We thought that they were gone --
We rarely saw them on our screens --
Those everyday Americans
With workaday routines,

And the heroes standing ready --
Not glamorous enough --
On days without a tragedy,
We clicked -- and turned them off.

We only saw the cynics --
The dropouts, show-offs, snobs--
The right- and left-wing critics:
We saw that they were us.

But with the wounds of Tuesday
When the smoke began to clear,
We rubbed away our stony gaze --
And watched them reappear:

The waitress in the tower,
The broker reading mail,
The pair of window washers,
Filling up a final pail.

The husband's last "I love you"
From the last seat of a plane,
The tourist taking in a view
No one would see again,

The fireman, his eyes ablaze
As he climbed the swaying stairs --
He knew someone might still be saved
We wondered who it was.

We glimpsed them through the rubble:
The ones who lost their lives,
The heroes' double burials,
The ones now "left behind."

The ones who rolled a sleeve up,
The ones in scrubs and masks,
The ones who lifted buckets
Filled with stone and grief and ash:

Some spoke a different language --
Still no one missed a phrase;
The soot had softened every face
Of every shade and age --

"The greatest generation?" --
We wondered where they'd gone --
They hadn't left directions
How to find our nation-home:

For thirty years we saw few signs,
But now in swirls of dust,
They were alive -- they had survived,
We saw that they were us.

Joan Murray is poet-in-residence at the New York State Writers Institute at the State University of New York at Albany.
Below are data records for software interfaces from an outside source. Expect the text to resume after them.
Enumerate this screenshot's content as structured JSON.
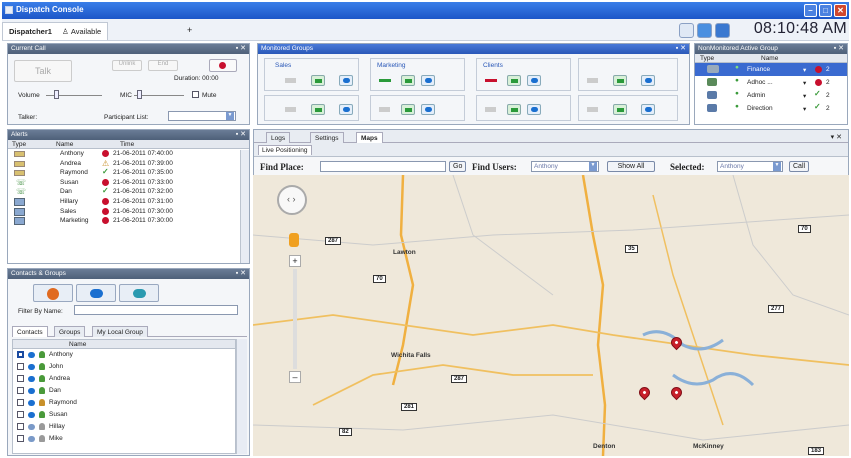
{
  "window": {
    "title": "Dispatch Console"
  },
  "toolbar": {
    "dispatcher_tab": "Dispatcher1",
    "status": "Available",
    "add_tab": "+",
    "clock": "08:10:48 AM"
  },
  "current_call": {
    "header": "Current Call",
    "talk_label": "Talk",
    "unlink_label": "Unlink",
    "end_label": "End",
    "duration_label": "Duration: 00:00",
    "volume_label": "Volume",
    "mic_label": "MIC",
    "mute_label": "Mute",
    "talker_label": "Talker:",
    "participant_label": "Participant List:"
  },
  "monitored_groups": {
    "header": "Monitored Groups",
    "groups": [
      "Sales",
      "Marketing",
      "Clients"
    ]
  },
  "nonmonitored": {
    "header": "NonMonitored Active Group",
    "col_type": "Type",
    "col_name": "Name",
    "rows": [
      {
        "name": "Finance",
        "count": "2",
        "status": "red"
      },
      {
        "name": "Adhoc ...",
        "count": "2",
        "status": "red"
      },
      {
        "name": "Admin",
        "count": "2",
        "status": "green"
      },
      {
        "name": "Direction",
        "count": "2",
        "status": "green"
      }
    ]
  },
  "alerts": {
    "header": "Alerts",
    "col_type": "Type",
    "col_name": "Name",
    "col_time": "Time",
    "rows": [
      {
        "name": "Anthony",
        "time": "21-06-2011 07:40:00",
        "status": "red"
      },
      {
        "name": "Andrea",
        "time": "21-06-2011 07:39:00",
        "status": "warn"
      },
      {
        "name": "Raymond",
        "time": "21-06-2011 07:35:00",
        "status": "green"
      },
      {
        "name": "Susan",
        "time": "21-06-2011 07:33:00",
        "status": "red"
      },
      {
        "name": "Dan",
        "time": "21-06-2011 07:32:00",
        "status": "green"
      },
      {
        "name": "Hillary",
        "time": "21-06-2011 07:31:00",
        "status": "red"
      },
      {
        "name": "Sales",
        "time": "21-06-2011 07:30:00",
        "status": "red"
      },
      {
        "name": "Marketing",
        "time": "21-06-2011 07:30:00",
        "status": "red"
      }
    ]
  },
  "contacts": {
    "header": "Contacts & Groups",
    "filter_label": "Filter By Name:",
    "tabs": [
      "Contacts",
      "Groups",
      "My Local Group"
    ],
    "col_name": "Name",
    "rows": [
      "Anthony",
      "John",
      "Andrea",
      "Dan",
      "Raymond",
      "Susan",
      "Hillay",
      "Mike"
    ]
  },
  "main_tabs": [
    "Logs",
    "Settings",
    "Maps"
  ],
  "maps": {
    "subtab": "Live Positioning",
    "find_place_label": "Find Place:",
    "go_label": "Go",
    "find_users_label": "Find Users:",
    "find_users_value": "Anthony",
    "show_all_label": "Show All",
    "selected_label": "Selected:",
    "selected_value": "Anthony",
    "call_label": "Call",
    "places": [
      "Denton",
      "Wichita Falls",
      "Lawton",
      "McKinney"
    ],
    "highways": [
      "287",
      "281",
      "82",
      "70",
      "35",
      "277",
      "183"
    ]
  },
  "colors": {
    "accent": "#1c56c8",
    "alert_red": "#c8102e",
    "ok_green": "#3a9a3a",
    "pin_red": "#c8202a"
  }
}
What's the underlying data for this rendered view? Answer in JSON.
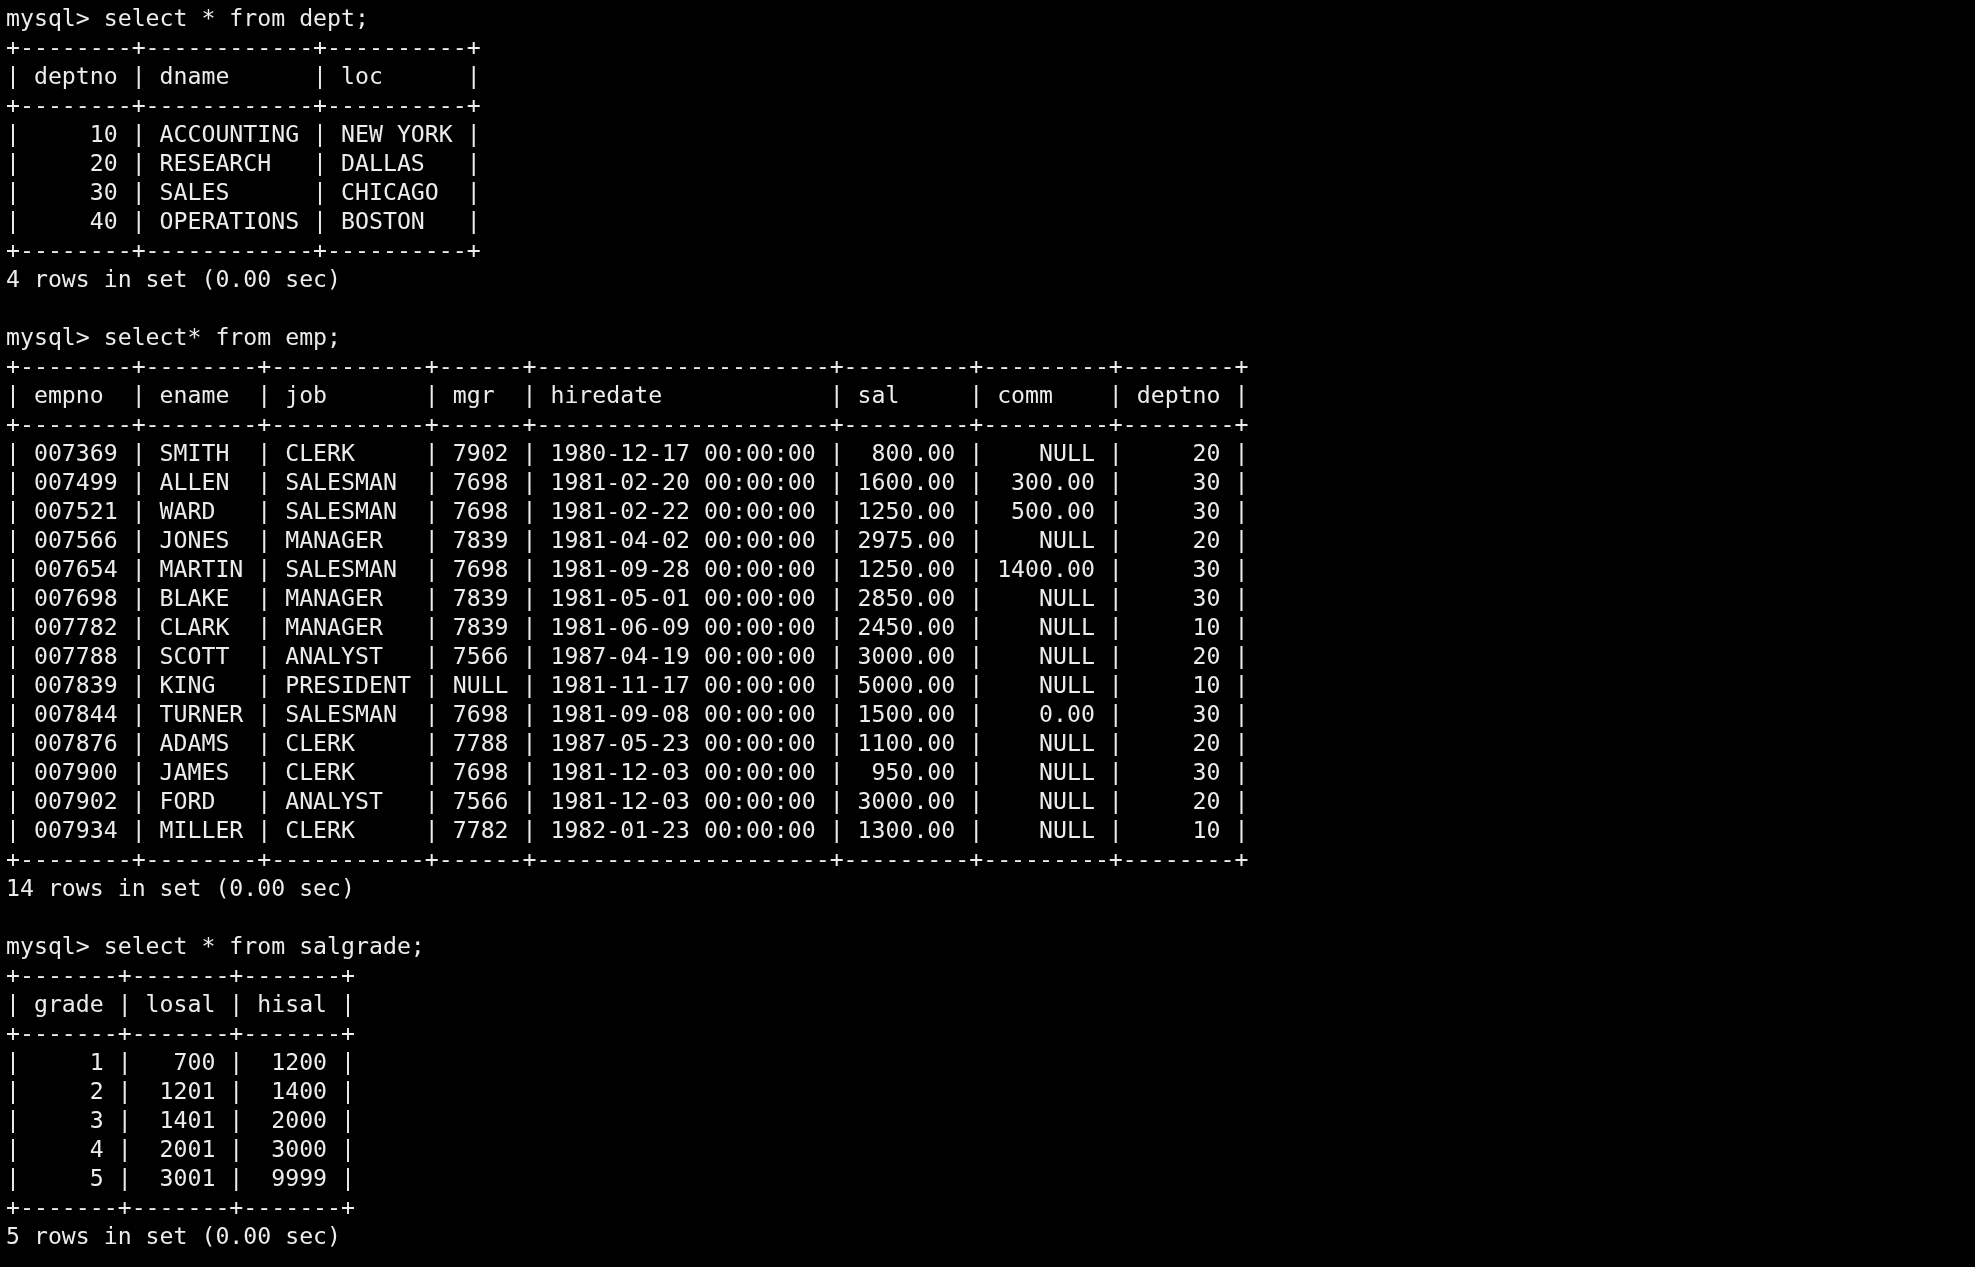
{
  "terminal": {
    "blocks": [
      {
        "lines": [
          "mysql> select * from dept;",
          "+--------+------------+----------+",
          "| deptno | dname      | loc      |",
          "+--------+------------+----------+",
          "|     10 | ACCOUNTING | NEW YORK |",
          "|     20 | RESEARCH   | DALLAS   |",
          "|     30 | SALES      | CHICAGO  |",
          "|     40 | OPERATIONS | BOSTON   |",
          "+--------+------------+----------+",
          "4 rows in set (0.00 sec)"
        ]
      },
      {
        "lines": [
          "mysql> select* from emp;",
          "+--------+--------+-----------+------+---------------------+---------+---------+--------+",
          "| empno  | ename  | job       | mgr  | hiredate            | sal     | comm    | deptno |",
          "+--------+--------+-----------+------+---------------------+---------+---------+--------+",
          "| 007369 | SMITH  | CLERK     | 7902 | 1980-12-17 00:00:00 |  800.00 |    NULL |     20 |",
          "| 007499 | ALLEN  | SALESMAN  | 7698 | 1981-02-20 00:00:00 | 1600.00 |  300.00 |     30 |",
          "| 007521 | WARD   | SALESMAN  | 7698 | 1981-02-22 00:00:00 | 1250.00 |  500.00 |     30 |",
          "| 007566 | JONES  | MANAGER   | 7839 | 1981-04-02 00:00:00 | 2975.00 |    NULL |     20 |",
          "| 007654 | MARTIN | SALESMAN  | 7698 | 1981-09-28 00:00:00 | 1250.00 | 1400.00 |     30 |",
          "| 007698 | BLAKE  | MANAGER   | 7839 | 1981-05-01 00:00:00 | 2850.00 |    NULL |     30 |",
          "| 007782 | CLARK  | MANAGER   | 7839 | 1981-06-09 00:00:00 | 2450.00 |    NULL |     10 |",
          "| 007788 | SCOTT  | ANALYST   | 7566 | 1987-04-19 00:00:00 | 3000.00 |    NULL |     20 |",
          "| 007839 | KING   | PRESIDENT | NULL | 1981-11-17 00:00:00 | 5000.00 |    NULL |     10 |",
          "| 007844 | TURNER | SALESMAN  | 7698 | 1981-09-08 00:00:00 | 1500.00 |    0.00 |     30 |",
          "| 007876 | ADAMS  | CLERK     | 7788 | 1987-05-23 00:00:00 | 1100.00 |    NULL |     20 |",
          "| 007900 | JAMES  | CLERK     | 7698 | 1981-12-03 00:00:00 |  950.00 |    NULL |     30 |",
          "| 007902 | FORD   | ANALYST   | 7566 | 1981-12-03 00:00:00 | 3000.00 |    NULL |     20 |",
          "| 007934 | MILLER | CLERK     | 7782 | 1982-01-23 00:00:00 | 1300.00 |    NULL |     10 |",
          "+--------+--------+-----------+------+---------------------+---------+---------+--------+",
          "14 rows in set (0.00 sec)"
        ]
      },
      {
        "lines": [
          "mysql> select * from salgrade;",
          "+-------+-------+-------+",
          "| grade | losal | hisal |",
          "+-------+-------+-------+",
          "|     1 |   700 |  1200 |",
          "|     2 |  1201 |  1400 |",
          "|     3 |  1401 |  2000 |",
          "|     4 |  2001 |  3000 |",
          "|     5 |  3001 |  9999 |",
          "+-------+-------+-------+",
          "5 rows in set (0.00 sec)"
        ]
      }
    ]
  }
}
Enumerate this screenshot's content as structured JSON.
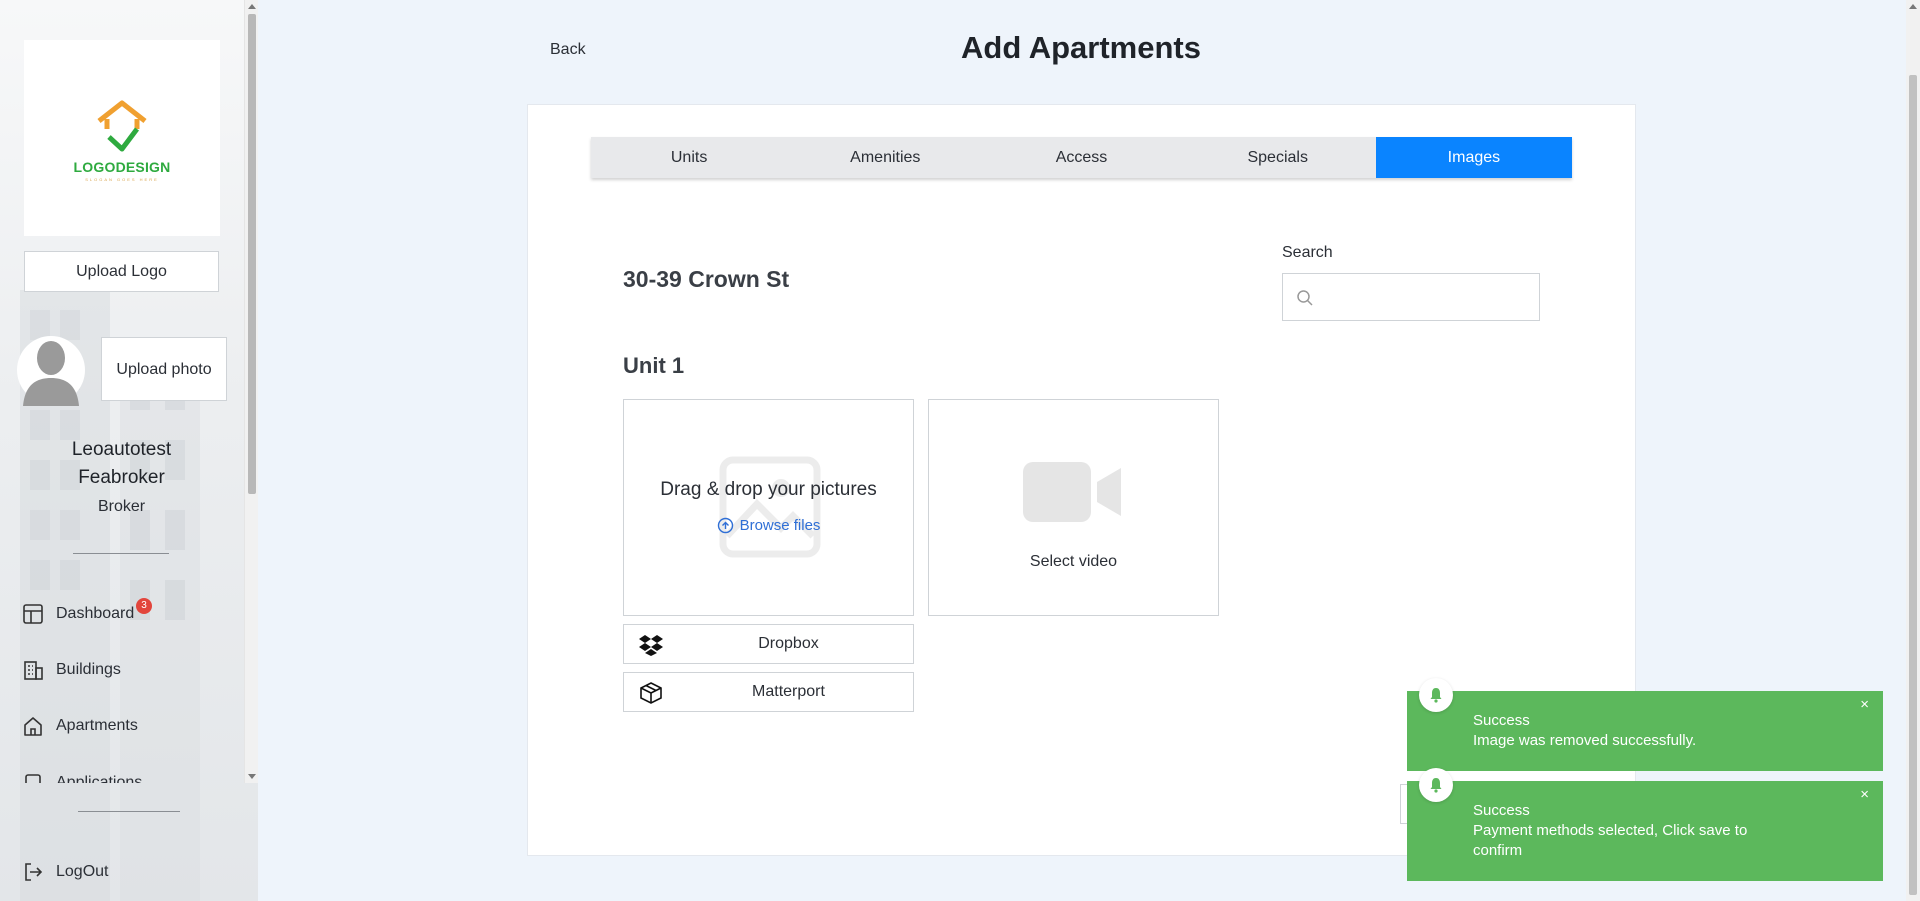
{
  "sidebar": {
    "logo_text": "LOGODESIGN",
    "logo_subtext": "SLOGAN GOES HERE",
    "upload_logo_label": "Upload Logo",
    "upload_photo_label": "Upload photo",
    "user_first": "Leoautotest",
    "user_last": "Feabroker",
    "user_role": "Broker",
    "nav": [
      {
        "label": "Dashboard",
        "icon": "dashboard-icon"
      },
      {
        "label": "Buildings",
        "icon": "buildings-icon"
      },
      {
        "label": "Apartments",
        "icon": "home-icon"
      },
      {
        "label": "Applications",
        "icon": "applications-icon"
      }
    ],
    "dashboard_badge": "3",
    "logout_label": "LogOut"
  },
  "header": {
    "back_label": "Back",
    "title": "Add Apartments"
  },
  "tabs": [
    {
      "label": "Units",
      "active": false
    },
    {
      "label": "Amenities",
      "active": false
    },
    {
      "label": "Access",
      "active": false
    },
    {
      "label": "Specials",
      "active": false
    },
    {
      "label": "Images",
      "active": true
    }
  ],
  "content": {
    "building_name": "30-39 Crown St",
    "search_label": "Search",
    "search_value": "",
    "unit_title": "Unit 1",
    "drop_text": "Drag & drop your pictures",
    "browse_label": "Browse files",
    "video_label": "Select video",
    "dropbox_label": "Dropbox",
    "matterport_label": "Matterport"
  },
  "toasts": [
    {
      "title": "Success",
      "message": "Image was removed successfully.",
      "close": "×"
    },
    {
      "title": "Success",
      "message": "Payment methods selected, Click save to confirm",
      "close": "×"
    }
  ],
  "colors": {
    "accent": "#0a84ff",
    "toast_success": "#5cb85c",
    "badge": "#e2453c",
    "link": "#2f6fd6"
  }
}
Her books include Looking for the Parade and Queen of the Mist: the Forgotten Heroine of Niagara. She lives in Old Chatham, Ny.